        1. Yep, for all practical purposes they are all basically the same performance-wise these days. Back in the early-mid 2000s “Celeron” was a dirty word that meant a barely functional computer compared to a Pentium based system (with the exception of one particular Celeron CPU that could be overclocked to outperform its Pentium brethren). These days though, there are ultra-low-power Celeron, Atom, and Pentium branded CPUs that can outperform desktop class CPUs from previous generations in certain metrics, at a fraction of the wattage.

  5. I’d love to see GPD bring back the Win 1&2 form factor with this CPU. Or maybe someone could stick it in a horizontal handheld. There’s a lot of indie games this would probably handle fine, it would be great to have an option between cheap ARM emulation handhelds and the expensive Tiger Lake/Ryzen handhelds.

    1. Yes, I wish GPD comes out with a pocketable Win clam shell again. They can fit anything they’re able to cool inside it as long as it’s not an ARM CPU.

      If they did this, I’m willing to risk getting a GPD device again.

  6. The Chuwi Minibook X sounds like a more interesting option (once you go past 7-8in it’s not pocketable anymore anyway…). Hope they’ll both send you a unit to review/compare

    1. Haha, says the person who posts a link that contains useragent data that confirms you use a Huawei.

  7. AMD 4000 and 5000 series APUs are extremely efficient. A 5300U at 6 or 10 watts would be a welcome addition to a super small laptop like this. It’s a shame GPD keeps going for these garbage low end Intel chips in devices that cost more than a couple hundred USD. They’ll probably want 6 or 700 USD for this, fail.

    1. Those celeron are cheaper, laptop with celeron (silver) cost under $200 in most part of the world. And they consume low power too, 6W is ideal but you can configure them to use 4W.

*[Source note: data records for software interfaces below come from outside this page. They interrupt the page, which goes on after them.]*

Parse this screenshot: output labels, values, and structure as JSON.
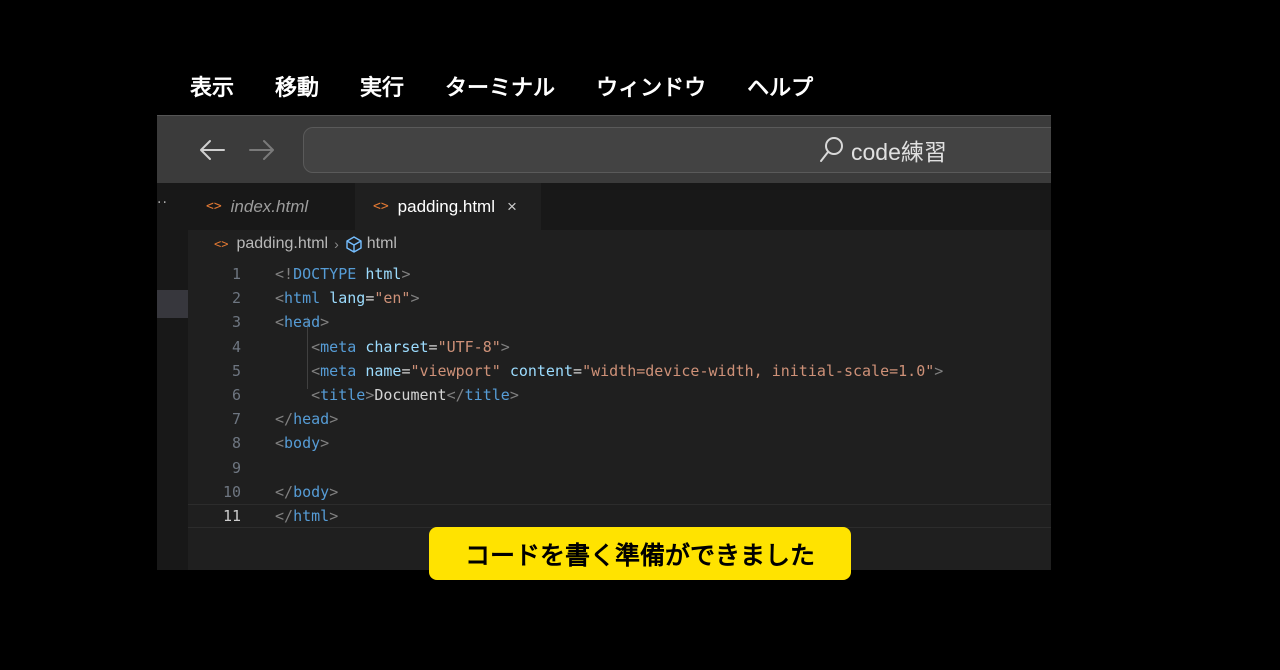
{
  "menubar": {
    "items": [
      "表示",
      "移動",
      "実行",
      "ターミナル",
      "ウィンドウ",
      "ヘルプ"
    ]
  },
  "titlebar": {
    "search_text": "code練習"
  },
  "tabs": [
    {
      "label": "index.html",
      "active": false
    },
    {
      "label": "padding.html",
      "active": true,
      "close_icon": "×"
    }
  ],
  "breadcrumb": {
    "file": "padding.html",
    "element": "html"
  },
  "editor": {
    "lines": [
      {
        "n": "1",
        "tokens": [
          [
            "p",
            "<!"
          ],
          [
            "t",
            "DOCTYPE"
          ],
          [
            "x",
            " "
          ],
          [
            "a",
            "html"
          ],
          [
            "p",
            ">"
          ]
        ]
      },
      {
        "n": "2",
        "tokens": [
          [
            "p",
            "<"
          ],
          [
            "t",
            "html"
          ],
          [
            "x",
            " "
          ],
          [
            "a",
            "lang"
          ],
          [
            "x",
            "="
          ],
          [
            "s",
            "\"en\""
          ],
          [
            "p",
            ">"
          ]
        ]
      },
      {
        "n": "3",
        "tokens": [
          [
            "p",
            "<"
          ],
          [
            "t",
            "head"
          ],
          [
            "p",
            ">"
          ]
        ]
      },
      {
        "n": "4",
        "tokens": [
          [
            "x",
            "    "
          ],
          [
            "p",
            "<"
          ],
          [
            "t",
            "meta"
          ],
          [
            "x",
            " "
          ],
          [
            "a",
            "charset"
          ],
          [
            "x",
            "="
          ],
          [
            "s",
            "\"UTF-8\""
          ],
          [
            "p",
            ">"
          ]
        ]
      },
      {
        "n": "5",
        "tokens": [
          [
            "x",
            "    "
          ],
          [
            "p",
            "<"
          ],
          [
            "t",
            "meta"
          ],
          [
            "x",
            " "
          ],
          [
            "a",
            "name"
          ],
          [
            "x",
            "="
          ],
          [
            "s",
            "\"viewport\""
          ],
          [
            "x",
            " "
          ],
          [
            "a",
            "content"
          ],
          [
            "x",
            "="
          ],
          [
            "s",
            "\"width=device-width, initial-scale=1.0\""
          ],
          [
            "p",
            ">"
          ]
        ]
      },
      {
        "n": "6",
        "tokens": [
          [
            "x",
            "    "
          ],
          [
            "p",
            "<"
          ],
          [
            "t",
            "title"
          ],
          [
            "p",
            ">"
          ],
          [
            "x",
            "Document"
          ],
          [
            "p",
            "</"
          ],
          [
            "t",
            "title"
          ],
          [
            "p",
            ">"
          ]
        ]
      },
      {
        "n": "7",
        "tokens": [
          [
            "p",
            "</"
          ],
          [
            "t",
            "head"
          ],
          [
            "p",
            ">"
          ]
        ]
      },
      {
        "n": "8",
        "tokens": [
          [
            "p",
            "<"
          ],
          [
            "t",
            "body"
          ],
          [
            "p",
            ">"
          ]
        ]
      },
      {
        "n": "9",
        "tokens": []
      },
      {
        "n": "10",
        "tokens": [
          [
            "p",
            "</"
          ],
          [
            "t",
            "body"
          ],
          [
            "p",
            ">"
          ]
        ]
      },
      {
        "n": "11",
        "tokens": [
          [
            "p",
            "</"
          ],
          [
            "t",
            "html"
          ],
          [
            "p",
            ">"
          ]
        ],
        "current": true
      }
    ]
  },
  "caption": "コードを書く準備ができました",
  "colors": {
    "caption_bg": "#ffe300",
    "tag": "#569cd6",
    "attr": "#9cdcfe",
    "string": "#ce9178",
    "html_icon": "#e37933"
  }
}
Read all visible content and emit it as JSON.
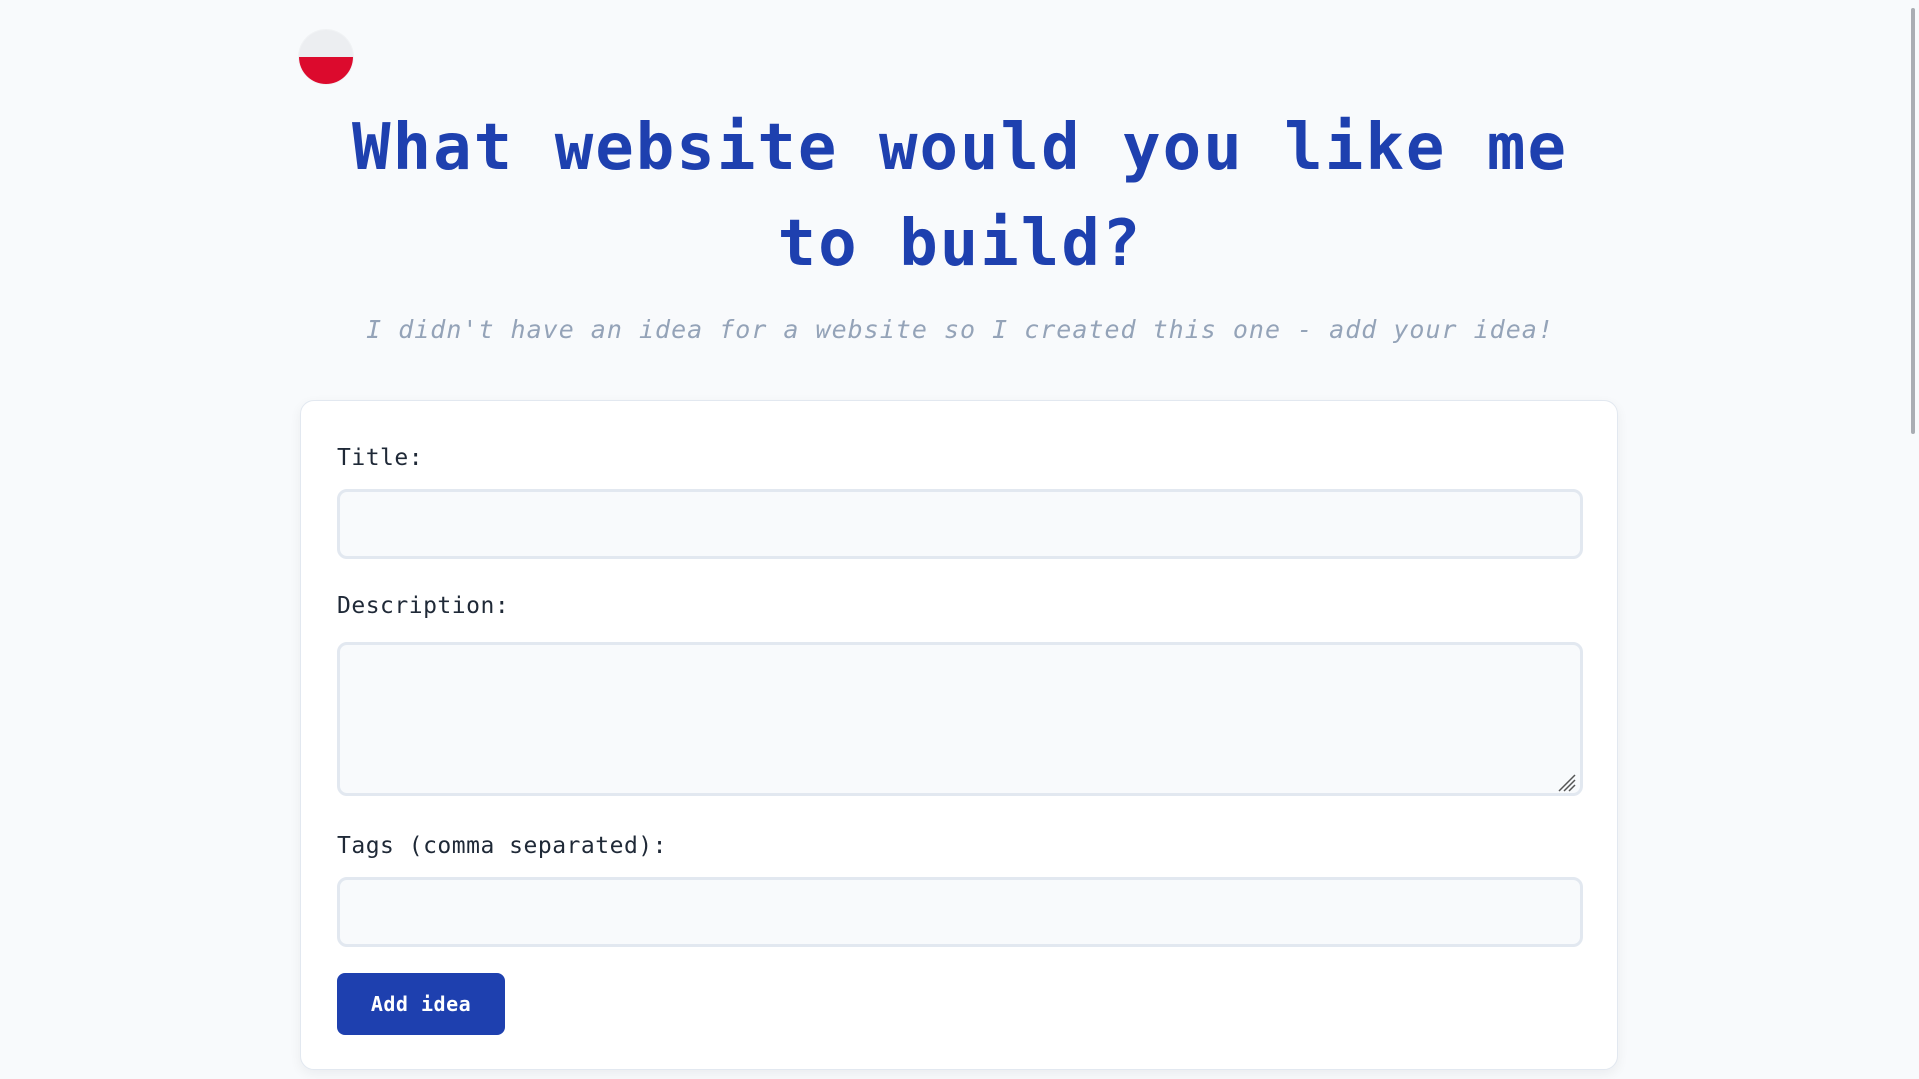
{
  "header": {
    "language_flag": "poland-flag-icon",
    "title": "What website would you like me to build?",
    "subtitle": "I didn't have an idea for a website so I created this one - add your idea!"
  },
  "form": {
    "title_label": "Title:",
    "title_value": "",
    "title_placeholder": "",
    "description_label": "Description:",
    "description_value": "",
    "description_placeholder": "",
    "tags_label": "Tags (comma separated):",
    "tags_value": "",
    "tags_placeholder": "",
    "submit_label": "Add idea"
  },
  "colors": {
    "accent": "#1e40af",
    "subtitle": "#94a3b8",
    "background": "#f8fafc",
    "flag_white": "#eceef1",
    "flag_red": "#dc0a2d"
  }
}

      Not only those ryzen Apu use more power, they cost more too. Nowadays Ryzen 3 is more expensive than Core i3.